Too many people don’t value the workers—perhaps not intentionally, but they go through their day assuming that the help and services afforded by them are automatically available. Jocelyn Bioh knows better. In her new play, Jaja’s African Hair Braiding, she weaves a beautiful tapestry of hard-working, immigrant women, their daily struggles, and the conflicts between themselves.
David Zinn’s hugely impressive set appears, at first, to be a modest street scene in New York City’s Harlem neighborhood. Marie (Dominque Thorne) and Miriam (Brittany Adebumola) meet outside Jaja’s shop. It quickly transforms into what could well be a long-established hair braiding shop, chock full of accessories, detail, and vibrant lives.
Jaja (Somi Kakoma) , of course, is the matron of the shop—and Marie’s mother. Marie has just graduated from college and has her sights set on higher ground than running the business. Alas, this is her current lot. Tongues are wagging in the shop about Jaja’s pending nuptials. She will soon be wed to Steven, a white landlord who arouses the suspicions of Marie—and some of the shop’s clientele.

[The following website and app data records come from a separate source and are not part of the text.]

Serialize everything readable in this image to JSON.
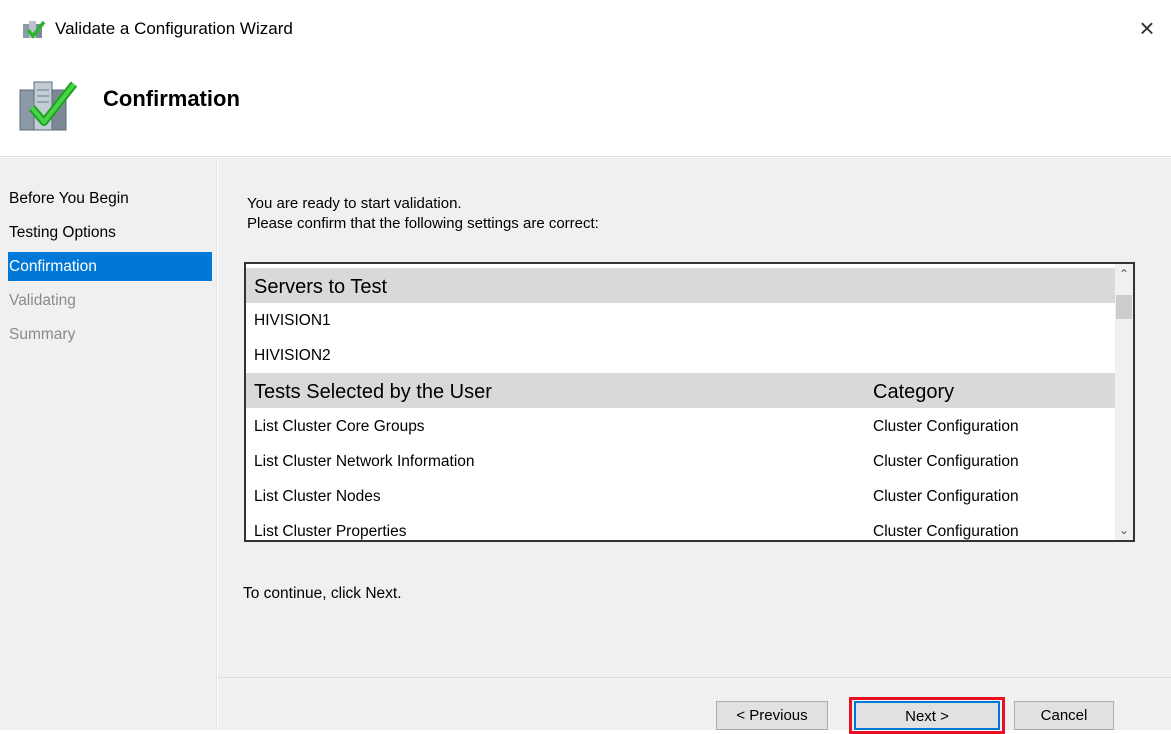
{
  "window": {
    "title": "Validate a Configuration Wizard",
    "close_glyph": "×",
    "icon": "cluster-wizard-icon"
  },
  "header": {
    "title": "Confirmation",
    "icon": "servers-checkmark-icon"
  },
  "sidebar": {
    "items": [
      {
        "label": "Before You Begin",
        "state": "done"
      },
      {
        "label": "Testing Options",
        "state": "done"
      },
      {
        "label": "Confirmation",
        "state": "active"
      },
      {
        "label": "Validating",
        "state": "disabled"
      },
      {
        "label": "Summary",
        "state": "disabled"
      }
    ]
  },
  "main": {
    "intro_line1": "You are ready to start validation.",
    "intro_line2": "Please confirm that the following settings are correct:",
    "continue_text": "To continue, click Next."
  },
  "listbox": {
    "servers_header": "Servers to Test",
    "servers": [
      "HIVISION1",
      "HIVISION2"
    ],
    "tests_header": "Tests Selected by the User",
    "category_header": "Category",
    "tests": [
      {
        "name": "List Cluster Core Groups",
        "category": "Cluster Configuration"
      },
      {
        "name": "List Cluster Network Information",
        "category": "Cluster Configuration"
      },
      {
        "name": "List Cluster Nodes",
        "category": "Cluster Configuration"
      },
      {
        "name": "List Cluster Properties",
        "category": "Cluster Configuration"
      }
    ],
    "scroll_up_glyph": "⌃",
    "scroll_down_glyph": "⌄"
  },
  "buttons": {
    "previous": "< Previous",
    "next": "Next >",
    "cancel": "Cancel"
  },
  "colors": {
    "active_nav": "#0078d7",
    "highlight_box": "#e81123"
  }
}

A colorful array of characters inhabit the shop and Bioh creates an important commentary on how much respect we give—or do not give—to immigrants, depending on where they come from. It’s a crucial dialogue that could not be timelier given the current number of migrants who have arrived in New York in recent months. Yet Bioh never proselytizes. In the spirit of a Norman Lear sitcom, she alerts us to the own ridiculousness of our biases and prejudice.
Whitney White directs this brisk comedy-drama that cements Bioh as one of the most insightful and heartfelt contemporary playwrights.
Bioh’s note in the program pays homage to her heroes: “craftswomen and artists with beautiful, gifted and skilled hands.” Her sentiment seems inspired by Martin Luther King, Jr., who summed it up this way:
“You get up in the morning and go to the bathroom and reach over for the sponge, and that’s handed to you by a Pacific islander. You reach for a bar of soap, and that’s given to you at the hands of a Frenchman. And then you go into the kitchen to drink your coffee for the morning, and that’s poured into your cup by a South American. And maybe you want tea: that’s poured into your cup by a Chinese. Or maybe you’re desirous of having cocoa for breakfast, and that’s poured into your cup by a West African. And then you reach over for your toast, and that’s given to you at the hands of an English-speaking farmer, not to mention the baker. And before you finish eating breakfast in the morning, you’ve depended on more than half of the world.”
Jaja’s African Hair Braiding is now on Broadway at the Samuel J. Friedman Theatre (261 W. 47th between 8th and Broadway, NYC) through November 19th. For tickets, click here